But not everyone buried in a pioneer cemetery is an actual pioneer—right? There are always burials of a more recent vintage too. Are those newer arrivals pioneers-by-association? And does everyone who lived a century or more ago qualify as a pioneer simply because they came from Long Ago?
What exactly are communities trying to tell us when they put the “Pioneer Cemetery” label on their local burial grounds?
Our little cemetery in downtown Auburn had been in use for almost a century before the local citizenry decided to append the Pioneer Cemetery label to its name. In the early days it had been known variously as the Faucett Cemetery (after the family first known to bury its dead there) or the Slaughter Cemetery or Christopher Cemetery (both of which were early names for the Auburn area). After other near-by cemeteries opened, the original cemetery was often listed in newspapers simply as “the old cemetery.” We don’t know if any of these names were ever official enough to inspire signage; it’s more likely that the locals just knew which cemetery was being referred to, regardless of the name in use during their time.
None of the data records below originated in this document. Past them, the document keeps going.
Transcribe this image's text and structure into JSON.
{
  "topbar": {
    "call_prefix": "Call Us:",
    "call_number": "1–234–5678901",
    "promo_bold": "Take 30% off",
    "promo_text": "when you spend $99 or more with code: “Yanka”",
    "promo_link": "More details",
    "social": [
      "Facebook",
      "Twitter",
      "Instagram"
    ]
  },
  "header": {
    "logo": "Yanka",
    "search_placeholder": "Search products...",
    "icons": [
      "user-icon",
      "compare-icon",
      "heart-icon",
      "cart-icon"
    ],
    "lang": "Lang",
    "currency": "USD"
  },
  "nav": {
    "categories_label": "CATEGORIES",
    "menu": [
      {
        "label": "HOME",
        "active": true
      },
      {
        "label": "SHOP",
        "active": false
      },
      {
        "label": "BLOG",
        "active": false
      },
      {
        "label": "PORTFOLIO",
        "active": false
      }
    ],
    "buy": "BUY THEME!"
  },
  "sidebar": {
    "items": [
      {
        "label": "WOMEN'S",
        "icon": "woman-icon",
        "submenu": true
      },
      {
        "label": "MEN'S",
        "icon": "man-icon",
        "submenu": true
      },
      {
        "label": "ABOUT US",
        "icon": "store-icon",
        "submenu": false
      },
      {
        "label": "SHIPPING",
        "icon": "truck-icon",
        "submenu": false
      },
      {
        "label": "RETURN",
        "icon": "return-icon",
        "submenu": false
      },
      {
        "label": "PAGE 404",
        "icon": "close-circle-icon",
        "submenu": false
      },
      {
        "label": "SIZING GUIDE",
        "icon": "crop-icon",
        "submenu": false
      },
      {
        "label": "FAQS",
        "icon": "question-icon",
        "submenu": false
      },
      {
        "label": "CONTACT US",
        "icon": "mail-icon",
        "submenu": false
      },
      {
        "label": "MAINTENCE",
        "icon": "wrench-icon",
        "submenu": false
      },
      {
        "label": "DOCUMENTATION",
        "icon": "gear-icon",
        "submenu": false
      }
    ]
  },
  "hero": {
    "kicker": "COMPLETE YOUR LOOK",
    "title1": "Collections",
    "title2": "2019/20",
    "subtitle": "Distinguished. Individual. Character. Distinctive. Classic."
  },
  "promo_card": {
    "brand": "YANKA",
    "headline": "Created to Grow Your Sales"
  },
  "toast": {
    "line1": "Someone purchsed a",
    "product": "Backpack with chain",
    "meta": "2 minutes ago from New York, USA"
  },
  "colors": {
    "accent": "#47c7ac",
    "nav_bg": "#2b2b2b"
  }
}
Of course, as the local Japanese community grew, so too did their use of this cemetery. With the ever-increasing number of kanji tombstones, the cemetery eventually became known primarily as the Japanese cemetery.
It wasn’t until well after World War II that developers and city planners began to view the cemetery’s real estate with a hungry eye. Most of the white folks had been moved out to the cemetery up the hill. The local Japanese community had been decimated by their imprisonment in internment camps during the war; few had the means to return to Auburn after their release. With these facts in mind, it was assumed that no one would really mind if a wedge of land was shaved off the cemetery so that Auburn Way could be widened and straightened. Plans went into motion.
It was at this point that a local civic group with the best name ever—The Pioneer Daughters of Slaughter—got involved. After a careful survey of the remaining graves, they noted that not all of the city’s founders had been moved out. Several early families were still represented among the remaining graves that dotted the cemetery’s west side.
The Daughters of Slaughter rallied local support to preserve these important burials. It was at this time that a large bolder was placed in the cemetery—directly in the path of any earth-moving equipment that might be sent in to expand the adjacent road. Evidently the cemetery was patrolled at night to prevent any incursions that under-handed developers might attempt as concerned neighbors slept. And, to underline the point that the cemetery had historically significant graves, its name was officially designated as The Auburn Pioneer Cemetery.
In other words (according to the tenor of the times), the name was chosen to emphasize the fact that, despite initial impression, it wasn’t just insignificant Japanese burials that populated the cemetery. There were actually Christian burials too. Of important people. Upstanding, white people. Pioneers.
Sadly, during those days the term “pioneer” was anything but inclusive. It never would have been used in application to the Muckleshoot people who had settled the area long before any white people showed up. It never would have been applied to the black people who came to the area and helped establish the coal mines that once flourished here (some of whom are pictured in the photo above). And it would never have been used to describe the Japanese people who came here to make Washington their home.
It seems appropriate today, as the country celebrates its independence and more than two hundred years of freedom, that we pause to remember the literal meaning of the term “pioneer”: A person who is among those who first enter or settle a region, thus opening it for occupation and development by others.*
It’s a broad definition, and makes no distinction based on race or religion. Let’s make it our business to respect the memories of all of our pioneers–even those who never had the chance to claim the title in their lifetimes. Our cemeteries are full of them.
* as defined by Dictionary.com.